Rep’s production of ‘All My Sons’ proves Arthur Miller’s enduring genius

Patrick Ball and John Woodson in the Repertory Theatre of St. Louis’ production of “All My Sons.” Photo: Jerry Naunheim Jr.

BY ROBERT A. COHN, Editor-in-Chief Emeritus

The Repertory Theatre of St. Louis has launched its 50th anniversary main stage season with a powerful, riveting production of Arthur Miller’s “All My Sons.” 

The Rep’s production, with superb directing by Seth Gordon and outstanding acting by the cast, reminds us why  Miller, who won the Pulitzer Prize and multiple Tony Awards, is without a doubt one of the most significant Jewish writers of the 20th century.

“All My Sons,” which opened on Broadway in 1947, deals with the fatal decision by its lead character, Joe Keller (a convincing performance by John Woodson), to hide the dangerous defects in aircraft engines in his factory during World War II. The decision may have played a role in the fate of Keller’s son Larry, who has been missing in action since his plane went down in the Pacific.

Every member of the cast is making his or her Rep debut and does so convincingly, including Margaret Daly as Joe’s wife Kate, who clings to the forlorn hope that their son Larry might still be found alive; Patrick Ball as the couple’s surviving son, Chris, and Mairin Lee and Zac Hoogendyk, who portray siblings Ann and George Deever, whose offstage father and Joe’s business partner took the fall for Joe’s actions and wound up in disgrace and prison.  The rest of the large cast also performs admirably.

Gordon’s direction deploys the various characters, whose lives intertwine on multiple levels, to drive the action forward.  When the play first opened on Broadway it was divided into three acts.  The Rep’s production, which is more than two hours long, is divided into two acts, but the powerful story line, which packs a strong moral punch, holds the audience in rapt attention throughout.

“All My Sons,” with its narrative about the dangers of business criminality, seems as relevant as ever with issues of ethics and integrity popping up in the news, including the recent announcement of the arrest of a Volkswagen executive for criminal charges related to the company’s emissions-testing scandal.

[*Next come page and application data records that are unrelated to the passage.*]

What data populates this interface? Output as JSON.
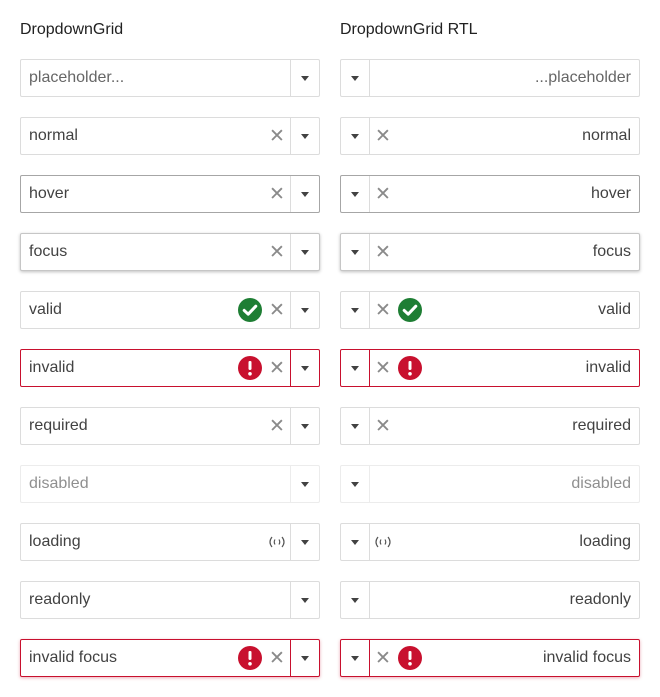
{
  "columns": {
    "ltr": {
      "title": "DropdownGrid"
    },
    "rtl": {
      "title": "DropdownGrid RTL"
    }
  },
  "rows": [
    {
      "label": "placeholder...",
      "rtl_label": "...placeholder",
      "state": "placeholder",
      "clear": false,
      "status": null
    },
    {
      "label": "normal",
      "state": "normal",
      "clear": true,
      "status": null
    },
    {
      "label": "hover",
      "state": "hover",
      "clear": true,
      "status": null
    },
    {
      "label": "focus",
      "state": "focus",
      "clear": true,
      "status": null
    },
    {
      "label": "valid",
      "state": "valid",
      "clear": true,
      "status": "valid"
    },
    {
      "label": "invalid",
      "state": "invalid",
      "clear": true,
      "status": "invalid"
    },
    {
      "label": "required",
      "state": "required",
      "clear": true,
      "status": null
    },
    {
      "label": "disabled",
      "state": "disabled",
      "clear": false,
      "status": null
    },
    {
      "label": "loading",
      "state": "loading",
      "clear": false,
      "status": "loading"
    },
    {
      "label": "readonly",
      "state": "readonly",
      "clear": false,
      "status": null
    },
    {
      "label": "invalid focus",
      "state": "invalid-focus",
      "clear": true,
      "status": "invalid"
    }
  ],
  "icons": {
    "clear": "clear-x-icon",
    "toggle": "caret-down-icon",
    "valid": "check-circle-icon",
    "invalid": "exclamation-circle-icon",
    "loading": "loading-spinner-icon"
  },
  "colors": {
    "valid": "#1e7e34",
    "invalid": "#c8102e",
    "border": "#dcdcdc",
    "text": "#424242"
  }
}
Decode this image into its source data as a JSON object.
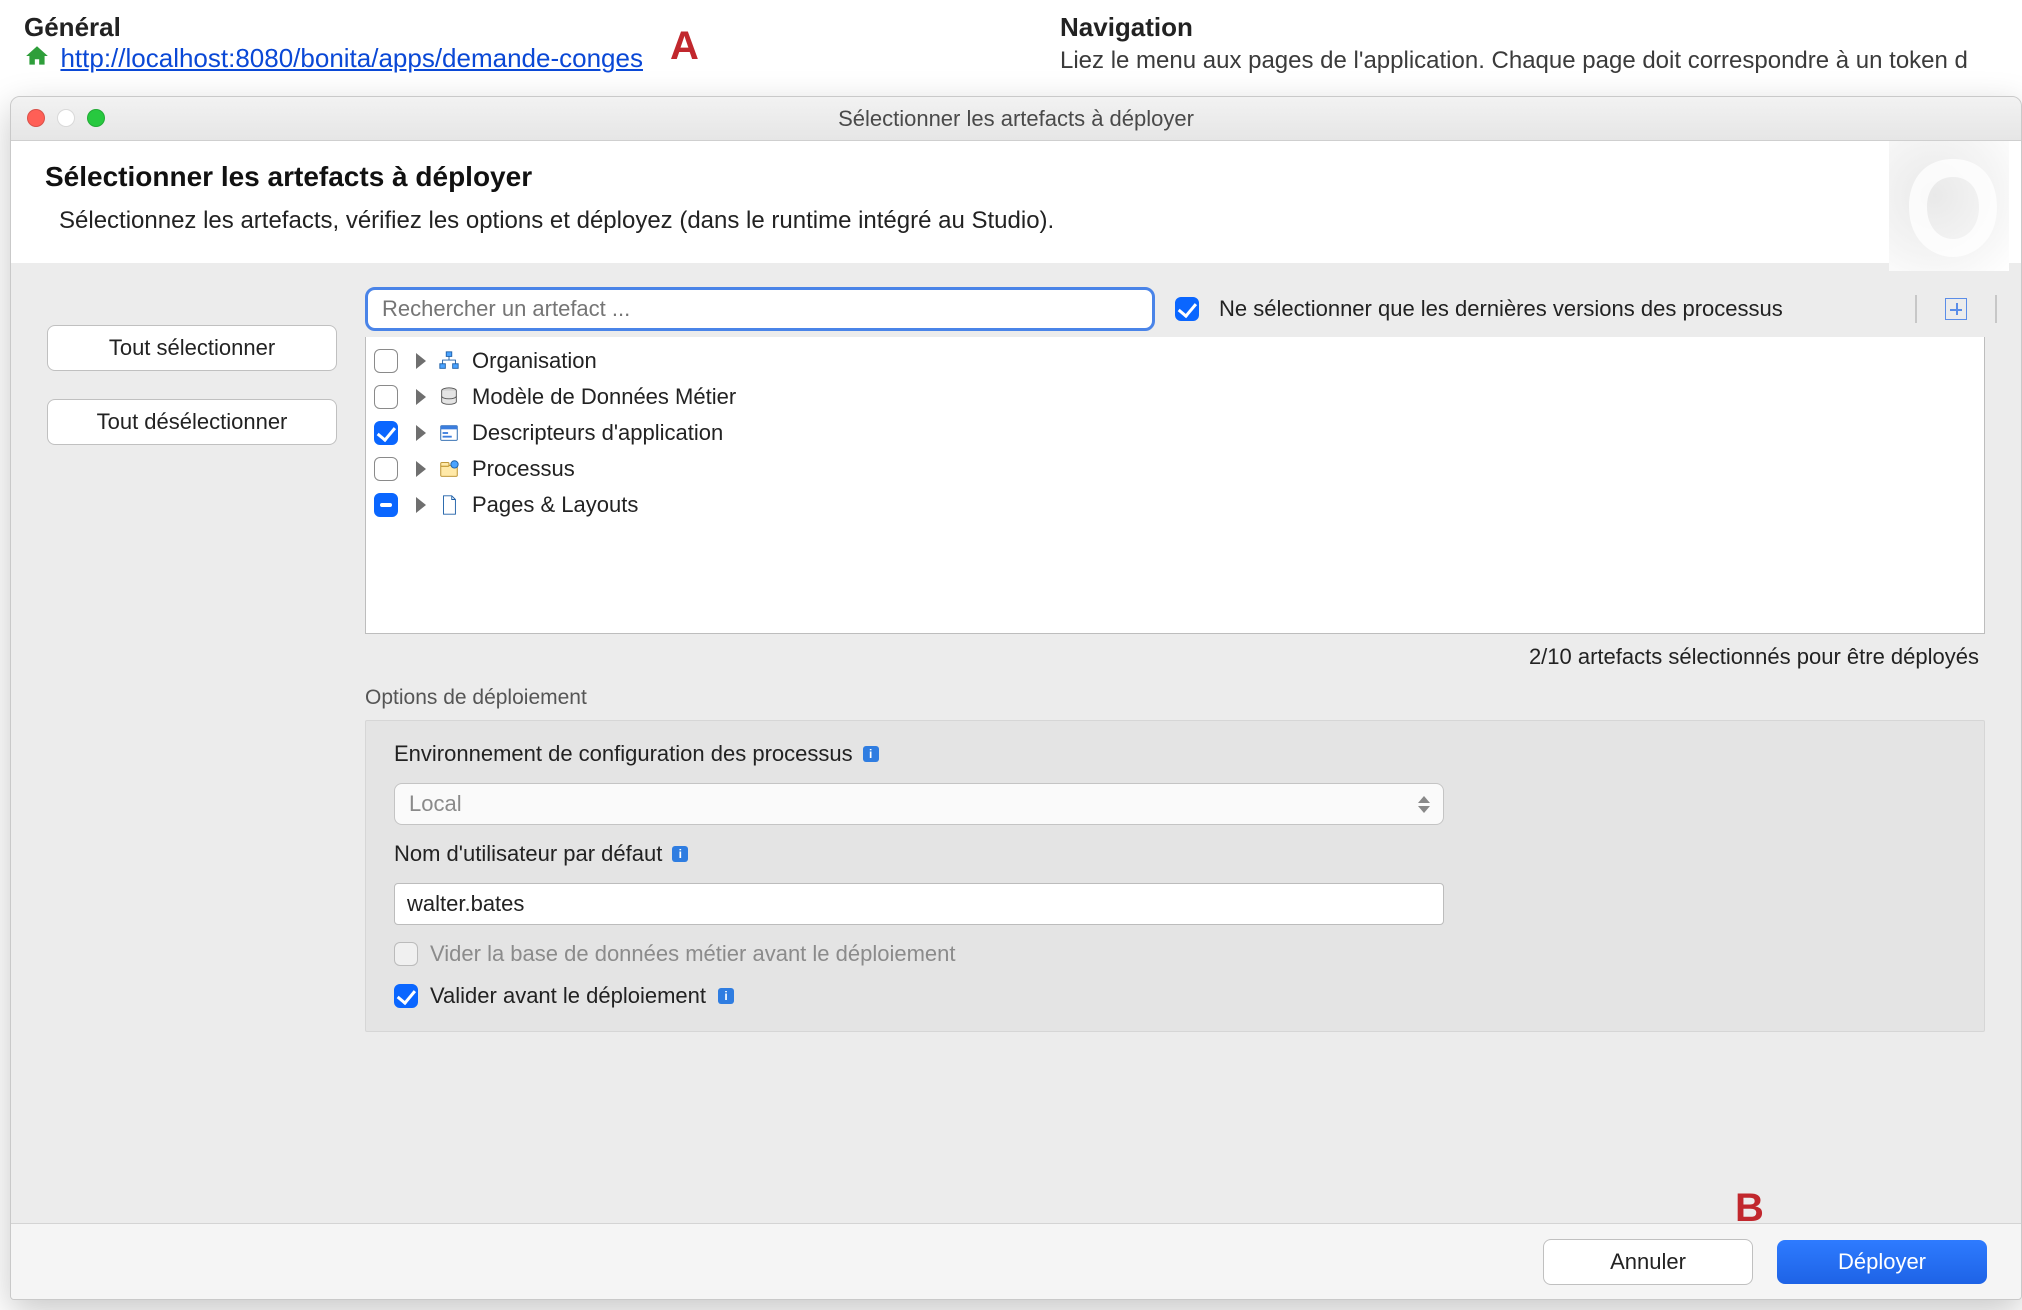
{
  "background": {
    "left_title": "Général",
    "left_url": "http://localhost:8080/bonita/apps/demande-conges",
    "right_title": "Navigation",
    "right_sub": "Liez le menu aux pages de l'application. Chaque page doit correspondre à un token d"
  },
  "callouts": {
    "a": "A",
    "b": "B"
  },
  "modal": {
    "title": "Sélectionner les artefacts à déployer",
    "heading": "Sélectionner les artefacts à déployer",
    "subtitle": "Sélectionnez les artefacts, vérifiez les options et déployez (dans le runtime intégré au Studio).",
    "search_placeholder": "Rechercher un artefact ...",
    "latest_only_label": "Ne sélectionner que les dernières versions des processus",
    "latest_only_checked": true,
    "select_all": "Tout sélectionner",
    "deselect_all": "Tout désélectionner",
    "tree": [
      {
        "id": "organisation",
        "label": "Organisation",
        "state": "off",
        "icon": "org-icon"
      },
      {
        "id": "bdm",
        "label": "Modèle de Données Métier",
        "state": "off",
        "icon": "db-icon"
      },
      {
        "id": "app-desc",
        "label": "Descripteurs d'application",
        "state": "on",
        "icon": "appdesc-icon"
      },
      {
        "id": "process",
        "label": "Processus",
        "state": "off",
        "icon": "process-icon"
      },
      {
        "id": "pages",
        "label": "Pages & Layouts",
        "state": "mixed",
        "icon": "page-icon"
      }
    ],
    "status": "2/10 artefacts sélectionnés pour être déployés",
    "options": {
      "group_title": "Options de déploiement",
      "env_label": "Environnement de configuration des processus",
      "env_value": "Local",
      "user_label": "Nom d'utilisateur par défaut",
      "user_value": "walter.bates",
      "drop_bdm_label": "Vider la base de données métier avant le déploiement",
      "drop_bdm_checked": false,
      "drop_bdm_disabled": true,
      "validate_label": "Valider avant le déploiement",
      "validate_checked": true
    },
    "footer": {
      "cancel": "Annuler",
      "deploy": "Déployer"
    }
  },
  "colors": {
    "accent": "#0a66ff",
    "link": "#0a48d6",
    "callout": "#c1272d"
  }
}
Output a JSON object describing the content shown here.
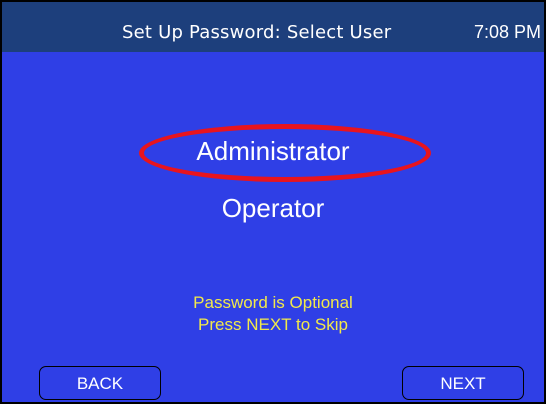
{
  "header": {
    "title": "Set Up Password: Select User",
    "time": "7:08 PM"
  },
  "options": [
    {
      "label": "Administrator",
      "highlighted": true
    },
    {
      "label": "Operator",
      "highlighted": false
    }
  ],
  "notice": {
    "line1": "Password is Optional",
    "line2": "Press NEXT to Skip"
  },
  "buttons": {
    "back": "BACK",
    "next": "NEXT"
  },
  "colors": {
    "header_bg": "#1d3f7c",
    "screen_bg": "#2f3fe6",
    "highlight": "#e8141e",
    "notice_text": "#f2e94a"
  }
}
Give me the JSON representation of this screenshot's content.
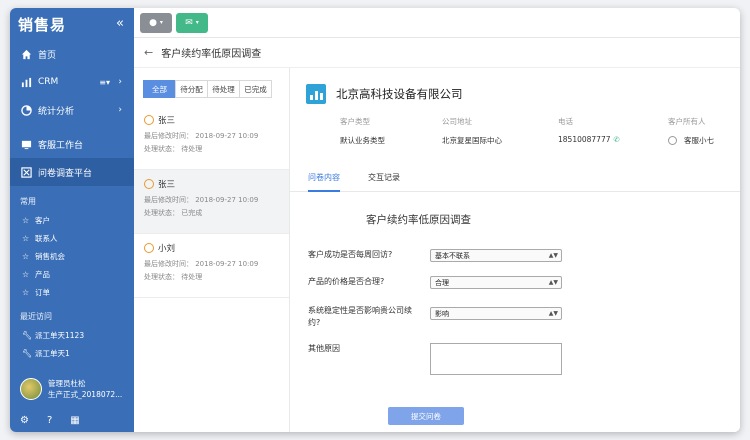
{
  "app": {
    "logo": "销售易"
  },
  "sidebar": {
    "nav": [
      {
        "label": "首页"
      },
      {
        "label": "CRM"
      },
      {
        "label": "统计分析"
      },
      {
        "label": "客服工作台"
      },
      {
        "label": "问卷调查平台"
      }
    ],
    "common_title": "常用",
    "common": [
      {
        "label": "客户"
      },
      {
        "label": "联系人"
      },
      {
        "label": "销售机会"
      },
      {
        "label": "产品"
      },
      {
        "label": "订单"
      }
    ],
    "recent_title": "最近访问",
    "recent": [
      {
        "label": "派工单天1123"
      },
      {
        "label": "派工单天1"
      }
    ],
    "user": {
      "name": "管理员杜松",
      "subtitle": "生产正式_2018072..."
    }
  },
  "page": {
    "title": "客户续约率低原因调查"
  },
  "filters": [
    "全部",
    "待分配",
    "待处理",
    "已完成"
  ],
  "list": [
    {
      "name": "张三",
      "modified": "最后修改时间： 2018-09-27  10:09",
      "status": "处理状态： 待处理"
    },
    {
      "name": "张三",
      "modified": "最后修改时间： 2018-09-27  10:09",
      "status": "处理状态： 已完成"
    },
    {
      "name": "小刘",
      "modified": "最后修改时间： 2018-09-27  10:09",
      "status": "处理状态： 待处理"
    }
  ],
  "detail": {
    "company": "北京高科技设备有限公司",
    "fields": [
      {
        "key": "客户类型",
        "value": "默认业务类型"
      },
      {
        "key": "公司地址",
        "value": "北京复星国际中心"
      },
      {
        "key": "电话",
        "value": "18510087777"
      },
      {
        "key": "客户所有人",
        "value": "客服小七"
      }
    ],
    "tabs": [
      "问卷内容",
      "交互记录"
    ],
    "form_title": "客户续约率低原因调查",
    "questions": [
      {
        "label": "客户成功是否每周回访?",
        "answer": "基本不联系"
      },
      {
        "label": "产品的价格是否合理?",
        "answer": "合理"
      },
      {
        "label": "系统稳定性是否影响贵公司续约?",
        "answer": "影响"
      },
      {
        "label": "其他原因"
      }
    ],
    "submit": "提交问卷"
  },
  "colors": {
    "sidebar": "#3a6fb8",
    "accent": "#3a7be0",
    "submit": "#7fa4ea"
  }
}
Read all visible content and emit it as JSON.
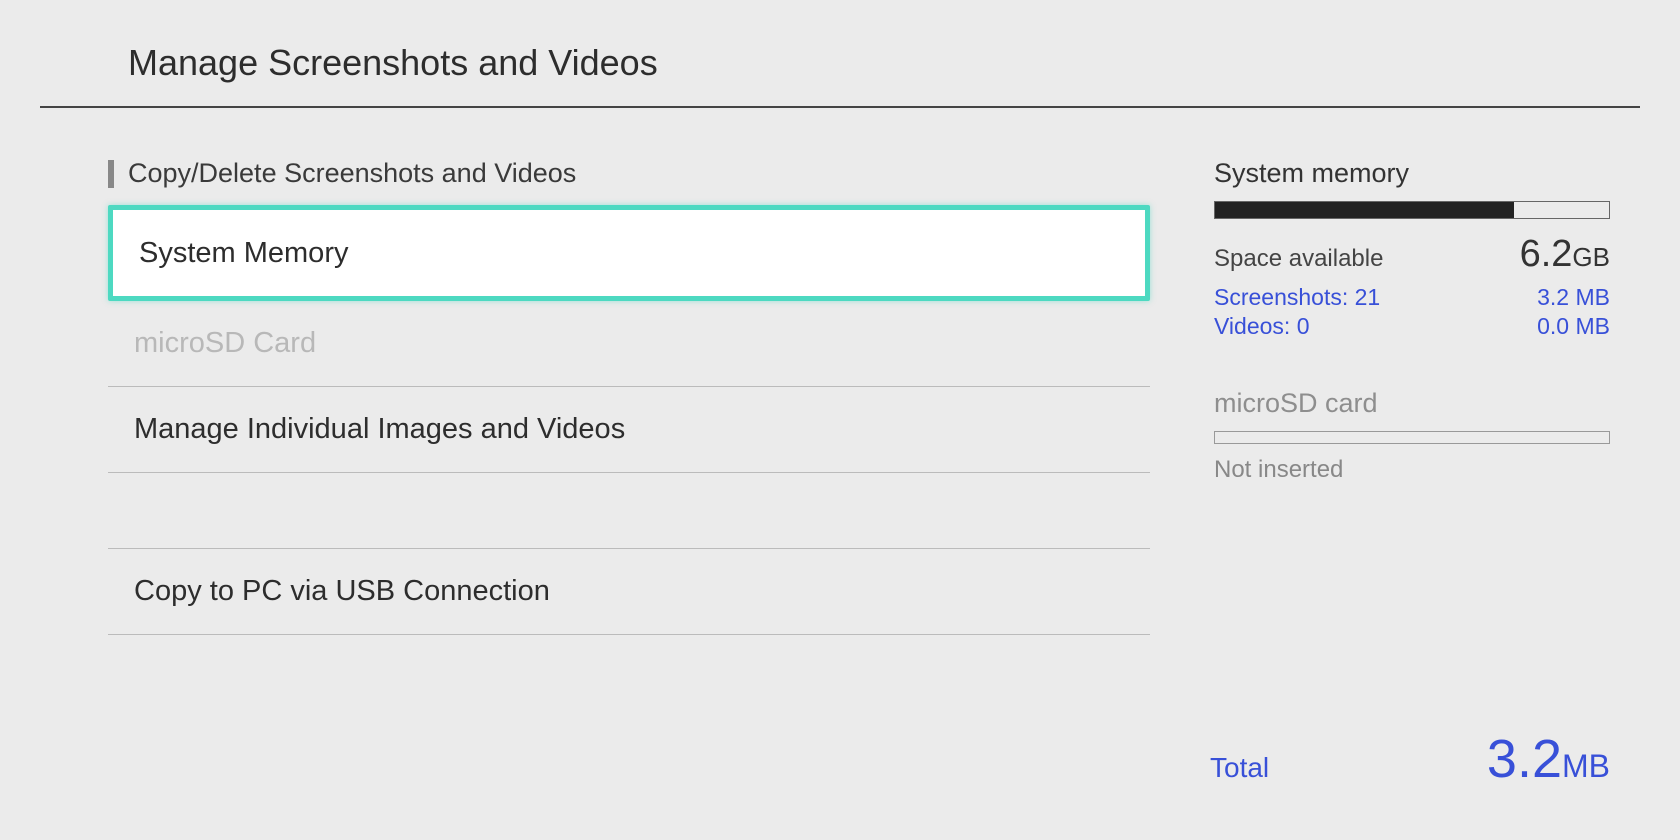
{
  "header": {
    "title": "Manage Screenshots and Videos"
  },
  "section": {
    "label": "Copy/Delete Screenshots and Videos"
  },
  "menu": {
    "system_memory": "System Memory",
    "microsd_card": "microSD Card",
    "manage_individual": "Manage Individual Images and Videos",
    "copy_to_pc": "Copy to PC via USB Connection"
  },
  "storage": {
    "system_memory": {
      "title": "System memory",
      "space_label": "Space available",
      "space_value": "6.2",
      "space_unit": "GB",
      "screenshots_label": "Screenshots: 21",
      "screenshots_size": "3.2 MB",
      "videos_label": "Videos: 0",
      "videos_size": "0.0 MB"
    },
    "microsd": {
      "title": "microSD card",
      "status": "Not inserted"
    }
  },
  "total": {
    "label": "Total",
    "value": "3.2",
    "unit": "MB"
  }
}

The play is laden with symbolism, including a tree that was planted in the sumptuous yard of the Kellers’ home in the hopes that Larry might yet be found alive.  The tree is felled in a storm, leaving its stump as a reminder that Larry’s chances of being alive are an irrational obsession of his mother Kate.

Hypocrisy and indulging false hopes abound throughout the play, especially Joe Keller’s hail fellow, well-met demeanor and seeming comfort with his life despite his knowledge that someone else is paying for his decision, which may have caused the deaths of 21 U.S. pilots.

Instead of helping Kate face reality about their son, Joe indulges her fantasy that he might yet be found alive.

The fact that son Chris wants to marry Ann, the daughter of the imprisoned partner, adds to the Greek tragedy elements of the play.

The Rep’s magnificent production of “All My Sons” is a glorious reminder of Miller’s enduring legacy as one of the foremost writers of the last 100 years.